**What you need to do:** Report only the number of lines in the following entries where the word "stem" occurs.

**Records supplied:**
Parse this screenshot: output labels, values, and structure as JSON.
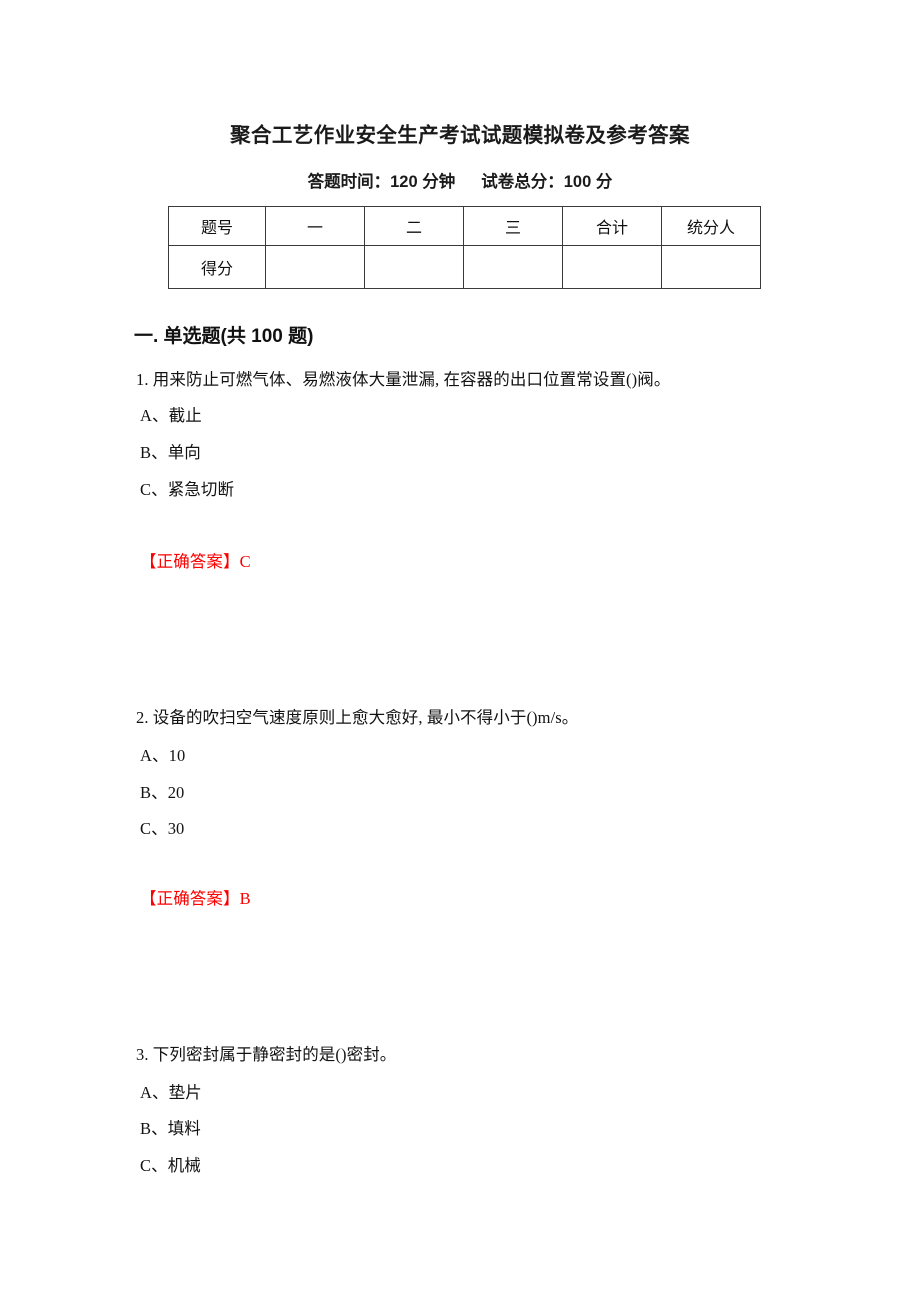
{
  "document": {
    "title": "聚合工艺作业安全生产考试试题模拟卷及参考答案",
    "subtitle_time": "答题时间：120 分钟",
    "subtitle_total": "试卷总分：100 分"
  },
  "score_table": {
    "row_header_label": "题号",
    "row_score_label": "得分",
    "columns": [
      "一",
      "二",
      "三",
      "合计",
      "统分人"
    ],
    "score_values": [
      "",
      "",
      "",
      "",
      ""
    ]
  },
  "section": {
    "heading": "一. 单选题(共 100 题)"
  },
  "questions": [
    {
      "stem": "1. 用来防止可燃气体、易燃液体大量泄漏, 在容器的出口位置常设置()阀。",
      "options": [
        "A、截止",
        "B、单向",
        "C、紧急切断"
      ],
      "answer": "【正确答案】C"
    },
    {
      "stem": "2. 设备的吹扫空气速度原则上愈大愈好, 最小不得小于()m/s。",
      "options": [
        "A、10",
        "B、20",
        "C、30"
      ],
      "answer": "【正确答案】B"
    },
    {
      "stem": "3. 下列密封属于静密封的是()密封。",
      "options": [
        "A、垫片",
        "B、填料",
        "C、机械"
      ],
      "answer": ""
    }
  ],
  "colors": {
    "answer_red": "#ff0000",
    "text_black": "#121212",
    "table_border": "#3a3a3a"
  }
}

**Result below:** 3